Anglian Water customers are set to see the benefit of an investment programme of £1.8 billion over the next five years and experience some of the lowest bill increases in the country if its proposal to the industry regulator, Ofwat, is approved.
Anglian Water believes it needs to strike the balance between maintaining its infrastructure, coping with the region’s growing population and improving the environment, while minimising increases in customers’ bills.
For an average bill increase of 3.3 per cent each year - £47 over five years - Anglian Water proposes to further improve river water quality across the region, including the Broads and the Wash, to connect up to 86 villages to mains sewerage for the first time and alleviate odours at specific sites across the region.
The company’s proposal is the latest stage in a price review process that happens every five years.
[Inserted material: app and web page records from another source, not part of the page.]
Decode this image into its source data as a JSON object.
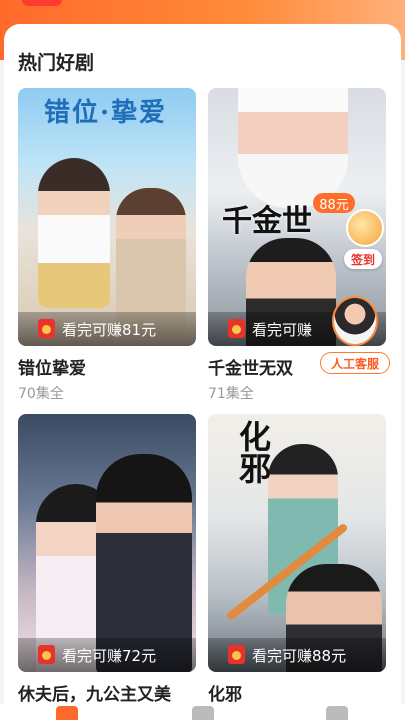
{
  "section": {
    "title": "热门好剧"
  },
  "dramas": [
    {
      "title": "错位挚爱",
      "episodes": "70集全",
      "earn": "看完可赚81元",
      "poster_text": "错位·挚爱"
    },
    {
      "title": "千金世无双",
      "episodes": "71集全",
      "earn": "看完可赚",
      "poster_text": "千金世"
    },
    {
      "title": "休夫后，九公主又美",
      "episodes": "",
      "earn": "看完可赚72元",
      "poster_text": ""
    },
    {
      "title": "化邪",
      "episodes": "",
      "earn": "看完可赚88元",
      "poster_text": "化邪"
    }
  ],
  "floating": {
    "reward_badge": "88元",
    "sign_label": "签到",
    "service_label": "人工客服"
  },
  "colors": {
    "accent": "#ff6a2a",
    "redpack": "#e8332a",
    "title": "#222222",
    "subtitle": "#999999"
  },
  "icons": [
    "redpack-icon",
    "sign-in-icon",
    "customer-service-avatar",
    "home-tab-icon",
    "theater-tab-icon",
    "profile-tab-icon"
  ]
}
As part of the process all interested parties, including customers, customers’ representatives, politicians, regulators and environmental organisations are invited to comment. Anglian Water then has the difficult task of prioritising these needs.
Roy Pointer, chief executive of Anglian Water comments: “Our customers already benefit from excellent drinking water quality, one of the world’s lowest leakage rates and the best river water quality since the industrial revolution. We also have the highest proportion of prestigious blue flags in the country, denoting excellent bathing water quality around our important tourist coastline.
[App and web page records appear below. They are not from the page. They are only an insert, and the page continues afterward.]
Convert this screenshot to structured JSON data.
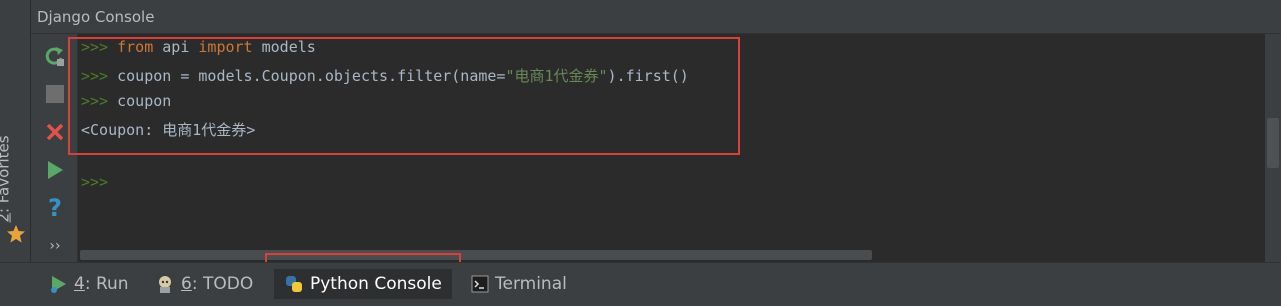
{
  "title": "Django Console",
  "favorites_tab": {
    "number": "2",
    "label": ": Favorites"
  },
  "console": {
    "prompt": ">>>",
    "lines": [
      {
        "kw1": "from",
        "t1": " api ",
        "kw2": "import",
        "t2": " models"
      },
      {
        "pre": "coupon = models.Coupon.objects.filter(name=",
        "str": "\"电商1代金券\"",
        "post": ").first()"
      },
      {
        "text": "coupon"
      }
    ],
    "output": "<Coupon: 电商1代金券>"
  },
  "bottom_tabs": [
    {
      "mnemonic": "4",
      "label": ": Run",
      "icon": "run-icon"
    },
    {
      "mnemonic": "6",
      "label": ": TODO",
      "icon": "todo-icon"
    },
    {
      "label": "Python Console",
      "icon": "python-icon",
      "active": true
    },
    {
      "label": "Terminal",
      "icon": "terminal-icon"
    }
  ],
  "toolbar_icons": [
    "rerun-icon",
    "stop-icon",
    "close-icon",
    "execute-icon",
    "help-icon",
    "more-icon"
  ],
  "colors": {
    "accent_highlight": "#d9403a",
    "prompt": "#4e7a2a",
    "keyword": "#cc7832",
    "string": "#6a8759"
  }
}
“We want to ensure that we maintain and improve on these high standards. We believe we have found the balance that will help us to provide those high services that customers rightly expect into the future while keeping bills as low as possible. We want to ensure that customers continue to get good value for money.”
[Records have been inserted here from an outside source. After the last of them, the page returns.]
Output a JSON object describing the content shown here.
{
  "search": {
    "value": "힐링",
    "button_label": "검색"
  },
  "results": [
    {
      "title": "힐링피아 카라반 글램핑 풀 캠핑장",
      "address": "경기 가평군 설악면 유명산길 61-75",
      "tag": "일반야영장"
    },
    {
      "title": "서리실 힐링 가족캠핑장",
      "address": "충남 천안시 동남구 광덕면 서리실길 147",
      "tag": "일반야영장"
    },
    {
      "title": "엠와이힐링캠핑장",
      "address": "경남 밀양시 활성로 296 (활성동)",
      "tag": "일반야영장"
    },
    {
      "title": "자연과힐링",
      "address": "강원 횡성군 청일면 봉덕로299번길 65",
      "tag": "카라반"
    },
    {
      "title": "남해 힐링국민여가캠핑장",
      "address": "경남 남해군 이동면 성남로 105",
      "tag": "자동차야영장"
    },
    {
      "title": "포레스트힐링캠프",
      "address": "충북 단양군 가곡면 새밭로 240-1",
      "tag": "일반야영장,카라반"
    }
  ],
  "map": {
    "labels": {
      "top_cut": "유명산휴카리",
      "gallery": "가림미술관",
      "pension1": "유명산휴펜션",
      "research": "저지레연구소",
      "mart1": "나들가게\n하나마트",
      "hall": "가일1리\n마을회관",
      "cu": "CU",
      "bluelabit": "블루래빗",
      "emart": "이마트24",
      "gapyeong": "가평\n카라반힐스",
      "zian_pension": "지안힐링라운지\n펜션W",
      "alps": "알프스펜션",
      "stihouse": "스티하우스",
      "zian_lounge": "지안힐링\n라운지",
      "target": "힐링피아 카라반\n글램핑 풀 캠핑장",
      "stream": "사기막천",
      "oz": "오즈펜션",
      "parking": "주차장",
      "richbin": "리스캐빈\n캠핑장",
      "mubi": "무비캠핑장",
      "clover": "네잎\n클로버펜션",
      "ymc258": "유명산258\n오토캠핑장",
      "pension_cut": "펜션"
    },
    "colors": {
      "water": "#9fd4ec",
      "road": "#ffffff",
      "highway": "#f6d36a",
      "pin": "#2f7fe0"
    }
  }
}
This proposal will now be considered by Ofwat and there will be further consultation with interested parties. Ofwat will present a draft price determination in August 2004 and a final determination in December 2004. New price limits will then come into effect in April 2005.